ASSIGNMENT → Whenever a line in the records below contains "name", pick it out.

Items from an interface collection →

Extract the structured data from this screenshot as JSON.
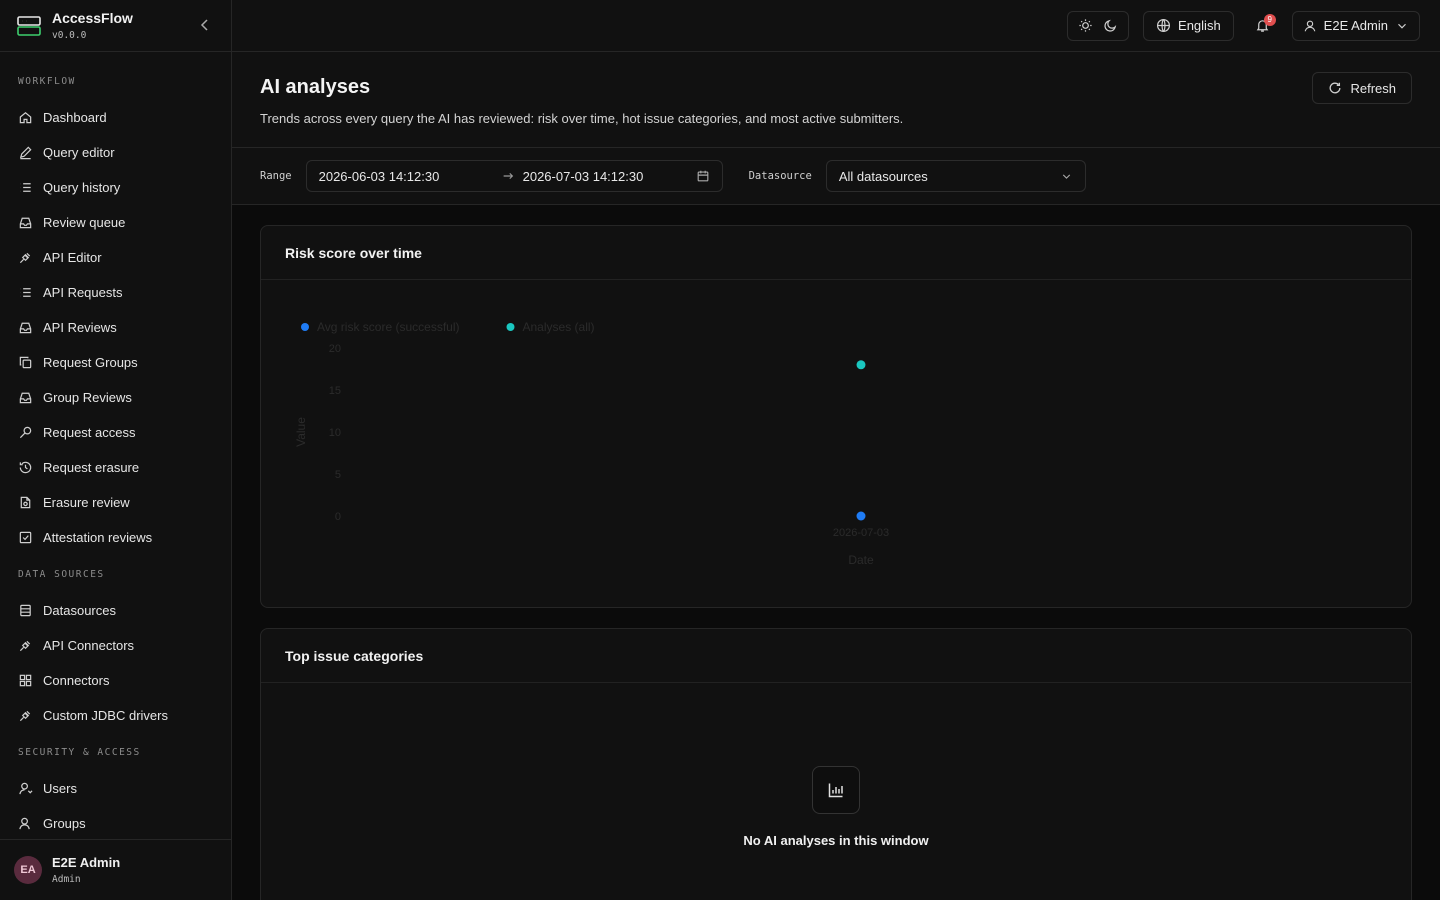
{
  "brand": {
    "name": "AccessFlow",
    "version": "v0.0.0"
  },
  "sidebar": {
    "sections": [
      {
        "label": "WORKFLOW",
        "items": [
          {
            "label": "Dashboard",
            "icon": "home-icon"
          },
          {
            "label": "Query editor",
            "icon": "pencil-icon"
          },
          {
            "label": "Query history",
            "icon": "list-icon"
          },
          {
            "label": "Review queue",
            "icon": "inbox-icon"
          },
          {
            "label": "API Editor",
            "icon": "plug-icon"
          },
          {
            "label": "API Requests",
            "icon": "list-icon"
          },
          {
            "label": "API Reviews",
            "icon": "inbox-icon"
          },
          {
            "label": "Request Groups",
            "icon": "copy-icon"
          },
          {
            "label": "Group Reviews",
            "icon": "inbox-icon"
          },
          {
            "label": "Request access",
            "icon": "key-icon"
          },
          {
            "label": "Request erasure",
            "icon": "history-icon"
          },
          {
            "label": "Erasure review",
            "icon": "file-search-icon"
          },
          {
            "label": "Attestation reviews",
            "icon": "check-square-icon"
          }
        ]
      },
      {
        "label": "DATA SOURCES",
        "items": [
          {
            "label": "Datasources",
            "icon": "database-icon"
          },
          {
            "label": "API Connectors",
            "icon": "plug-icon"
          },
          {
            "label": "Connectors",
            "icon": "grid-icon"
          },
          {
            "label": "Custom JDBC drivers",
            "icon": "plug-icon"
          }
        ]
      },
      {
        "label": "SECURITY & ACCESS",
        "items": [
          {
            "label": "Users",
            "icon": "user-icon"
          },
          {
            "label": "Groups",
            "icon": "users-icon"
          }
        ]
      }
    ],
    "footer": {
      "initials": "EA",
      "name": "E2E Admin",
      "role": "Admin"
    }
  },
  "topbar": {
    "language": "English",
    "notifications": "9",
    "user": "E2E Admin"
  },
  "page": {
    "title": "AI analyses",
    "subtitle": "Trends across every query the AI has reviewed: risk over time, hot issue categories, and most active submitters.",
    "refresh_label": "Refresh"
  },
  "filters": {
    "range_label": "Range",
    "range_start": "2026-06-03 14:12:30",
    "range_end": "2026-07-03 14:12:30",
    "datasource_label": "Datasource",
    "datasource_value": "All datasources"
  },
  "risk_card": {
    "title": "Risk score over time"
  },
  "chart_data": {
    "type": "scatter",
    "title": "Risk score over time",
    "xlabel": "Date",
    "ylabel": "Value",
    "ylim": [
      0,
      20
    ],
    "y_ticks": [
      "20",
      "15",
      "10",
      "5",
      "0"
    ],
    "categories": [
      "2026-07-03"
    ],
    "legend_position": "top-left",
    "series": [
      {
        "name": "Avg risk score (successful)",
        "color": "#1f7cf5",
        "values": [
          0
        ]
      },
      {
        "name": "Analyses (all)",
        "color": "#1ac7c0",
        "values": [
          18
        ]
      }
    ]
  },
  "issues_card": {
    "title": "Top issue categories",
    "empty_text": "No AI analyses in this window",
    "empty_icon": "bar-chart-icon"
  }
}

RESULT →
    "name": "AccessFlow",
      "name": "E2E Admin",
        "name": "Avg risk score (successful)",
        "name": "Analyses (all)",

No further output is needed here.